(Task to complete): Strip the pictures, then copy the remaining data exactly as it stands.

[[ Dataset records open ]]

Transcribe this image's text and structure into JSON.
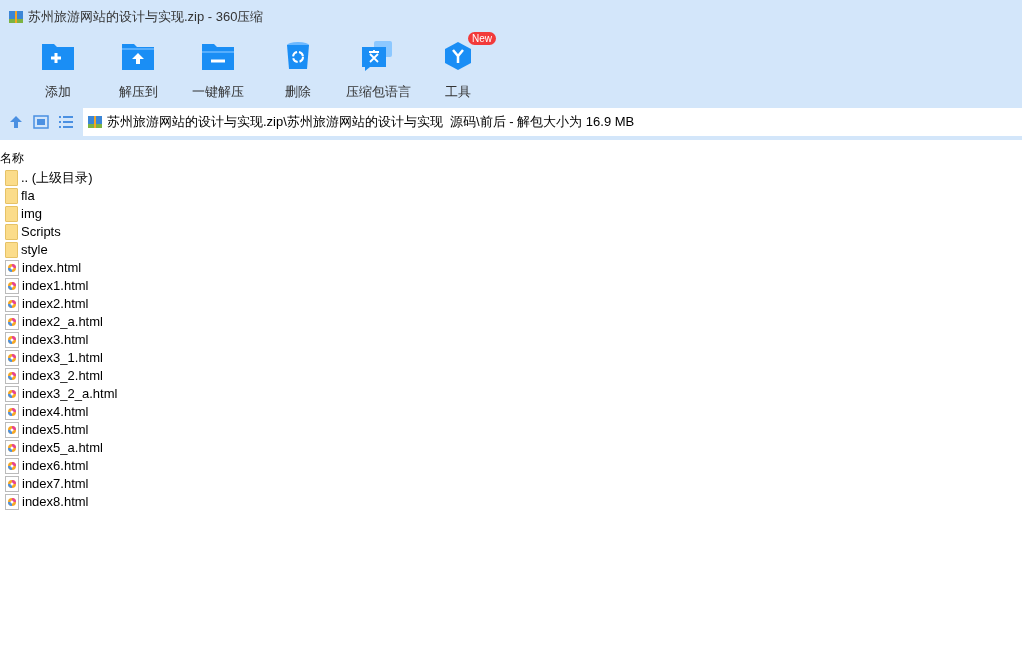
{
  "window": {
    "title": "苏州旅游网站的设计与实现.zip - 360压缩"
  },
  "toolbar": [
    {
      "kind": "add",
      "label": "添加"
    },
    {
      "kind": "extract",
      "label": "解压到"
    },
    {
      "kind": "oneclick",
      "label": "一键解压"
    },
    {
      "kind": "delete",
      "label": "删除"
    },
    {
      "kind": "language",
      "label": "压缩包语言"
    },
    {
      "kind": "tools",
      "label": "工具",
      "badge": "New"
    }
  ],
  "address": {
    "path": "苏州旅游网站的设计与实现.zip\\苏州旅游网站的设计与实现  源码\\前后 - 解包大小为 16.9 MB"
  },
  "table": {
    "columns": [
      "名称"
    ],
    "rows": [
      {
        "kind": "folder",
        "name": ".. (上级目录)"
      },
      {
        "kind": "folder",
        "name": "fla"
      },
      {
        "kind": "folder",
        "name": "img"
      },
      {
        "kind": "folder",
        "name": "Scripts"
      },
      {
        "kind": "folder",
        "name": "style"
      },
      {
        "kind": "html",
        "name": "index.html"
      },
      {
        "kind": "html",
        "name": "index1.html"
      },
      {
        "kind": "html",
        "name": "index2.html"
      },
      {
        "kind": "html",
        "name": "index2_a.html"
      },
      {
        "kind": "html",
        "name": "index3.html"
      },
      {
        "kind": "html",
        "name": "index3_1.html"
      },
      {
        "kind": "html",
        "name": "index3_2.html"
      },
      {
        "kind": "html",
        "name": "index3_2_a.html"
      },
      {
        "kind": "html",
        "name": "index4.html"
      },
      {
        "kind": "html",
        "name": "index5.html"
      },
      {
        "kind": "html",
        "name": "index5_a.html"
      },
      {
        "kind": "html",
        "name": "index6.html"
      },
      {
        "kind": "html",
        "name": "index7.html"
      },
      {
        "kind": "html",
        "name": "index8.html"
      }
    ]
  }
}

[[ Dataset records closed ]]

(Reply):
Transcribe this image's text and structure into JSON.
{
  "window": {
    "title": "苏州旅游网站的设计与实现.zip - 360压缩"
  },
  "toolbar": [
    {
      "kind": "add",
      "label": "添加"
    },
    {
      "kind": "extract",
      "label": "解压到"
    },
    {
      "kind": "oneclick",
      "label": "一键解压"
    },
    {
      "kind": "delete",
      "label": "删除"
    },
    {
      "kind": "language",
      "label": "压缩包语言"
    },
    {
      "kind": "tools",
      "label": "工具",
      "badge": "New"
    }
  ],
  "address": {
    "path": "苏州旅游网站的设计与实现.zip\\苏州旅游网站的设计与实现  源码\\前后 - 解包大小为 16.9 MB"
  },
  "table": {
    "columns": [
      "名称"
    ],
    "rows": [
      {
        "kind": "folder",
        "name": ".. (上级目录)"
      },
      {
        "kind": "folder",
        "name": "fla"
      },
      {
        "kind": "folder",
        "name": "img"
      },
      {
        "kind": "folder",
        "name": "Scripts"
      },
      {
        "kind": "folder",
        "name": "style"
      },
      {
        "kind": "html",
        "name": "index.html"
      },
      {
        "kind": "html",
        "name": "index1.html"
      },
      {
        "kind": "html",
        "name": "index2.html"
      },
      {
        "kind": "html",
        "name": "index2_a.html"
      },
      {
        "kind": "html",
        "name": "index3.html"
      },
      {
        "kind": "html",
        "name": "index3_1.html"
      },
      {
        "kind": "html",
        "name": "index3_2.html"
      },
      {
        "kind": "html",
        "name": "index3_2_a.html"
      },
      {
        "kind": "html",
        "name": "index4.html"
      },
      {
        "kind": "html",
        "name": "index5.html"
      },
      {
        "kind": "html",
        "name": "index5_a.html"
      },
      {
        "kind": "html",
        "name": "index6.html"
      },
      {
        "kind": "html",
        "name": "index7.html"
      },
      {
        "kind": "html",
        "name": "index8.html"
      }
    ]
  }
}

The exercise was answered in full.